Cap PistolToy train

 


 

We grew Up With Great Entertainment! Lana Newman Kruse

We Baby Boomers had some great entertainment!50nelsons

Lana Newman KruseOodles and oodles of preteens and teens marched onto the TV screen in the 1950s. Some stayed for a short while, and others happily lingered. All made a positive impact. I bet you remember all of them! Here goes!

Of course David and Ricky Nelson made news in their parents’ wholesome program The Ozzie and Harriet Show. Rick became famous as an actor, singer and songwriter (Travelin’ Man, Hello Mary Lou and Garden Party, and was in the movie Rio Bravo). David, an actor, producer and director, had parts in The Big Circus and Peyton Place.

Other notables who had their moments of fame were Lu Ann Simms on The Arthur Godfrey Show, Lugene Sanders The Life of Riley (Who remembers her and the show?), Molly Bee (from The Pinky Lee Show—Pinky himself talked with a lisp and wore a wild suit, flowing tie and undersized hat–and The Tennessee Ernie Ford Show), Sherry Jackson and Rusty Hamer (Make Room For Daddy) andthe kids on Father Knows Best: Elinor Donahue, Billy Gray and Lauren Chapin.

My favorite Saturday morning TV watching included Fury with Bobby Diamond and Lassie with Tommy Rettig and later Jon Prevost. Were the stately animals more famous than their human co-stars?

There were many more people and programs than this, but from this list or from another decade, who and which show was your favorite? Why did you like the show or the characters?  Make Room for DaddyMolly Bee

We baby boomers did some great television watchin’.

 

Baby Boomer Watch continues with Lana Newman Kruse

SS card

How many of us there are (77.3 million), the frequency with which we were born (6.49- 8.18 babies every sixty minutes) and how incredibly much money we spend shocked me ($400 million more than other generations per year)! What surprised you?

Women over fifty spend $21 million annually on clothes! Shhhh to our husbands! Retailers must love us!

Boomers also landscape their homes and do remodels. We like to keep things looking nice. We use the web—so glad you’re here with me—use smart phones and tablets, shop online, but also use technology to do research. We buy SUVs and join gyms. Do you? I’d like an SUV, but please no workout memberships! We go everywhere any way possible on vacations. Most Boomers plan to work past retirement age—plan to work ‘til they can’t anymore!

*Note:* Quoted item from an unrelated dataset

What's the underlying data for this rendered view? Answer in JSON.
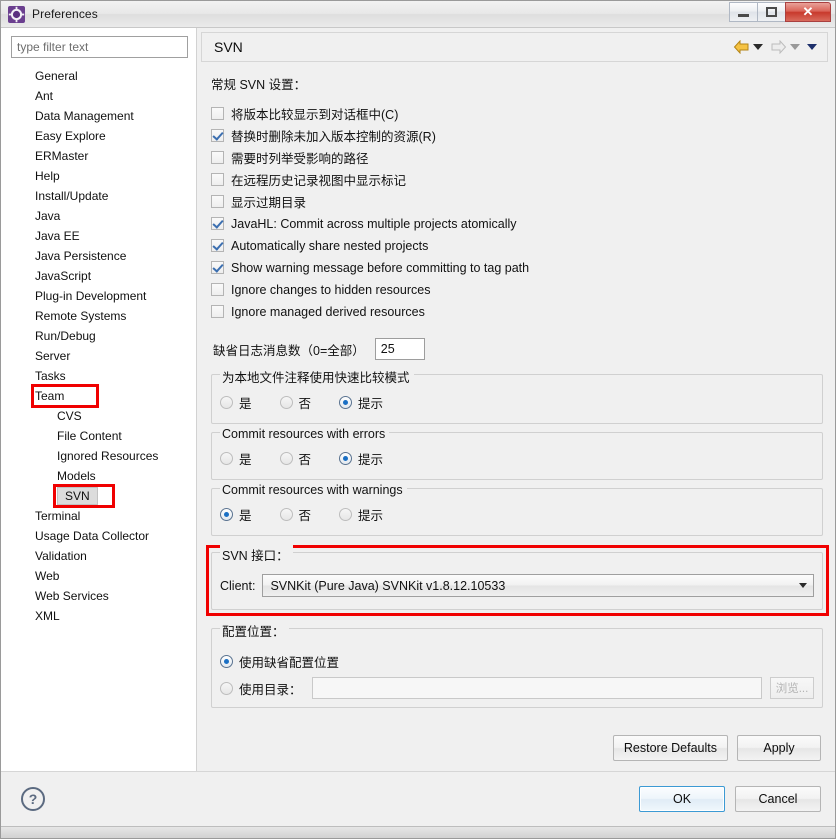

Someone determined that approximately $8.4 trillion will be inherited by Boomers from grandparents, parents and/or other generous persons met along the way. Ca-ching!Twiggy 2

Where do most Boomers live–where over nine million call it home? If you said California, you were right. However, Vermont has highest concentration on Baby Boomers with thirty percent of total state population.

Nearly one-third Baby Boomers graduated from college, earning a Bachelor’s degree or higher, with another twenty-eight percent having attended college classes.

While we spend beaucoups of money, we’re spending less on entertainment and eating out. We do dish out the green stuff for our children, for food, clothing and furnishings.

Most of us are married, grandparents and homeowners. Many are taking care of aging parents, or have done that. One-third of boomers have children or grandchildren under the age of eighteen living under their roofs.

Three Baby Boomers have been Presidents of the United States so far: Bill Clinton, George W. Bush and Barack Obama.

In 2030 the last of the Baby Boomers will turn sixty-five. The Boomer population is then expected to be 71.5 million! Watch out!

What contribution would you like to see Boomers leave the world? Your age doesn’tbeehive hairdo 3 matterLana Newman Kruse. Feel free to give suggestions whether you’re a Boomer or not.

beehive hairdo 1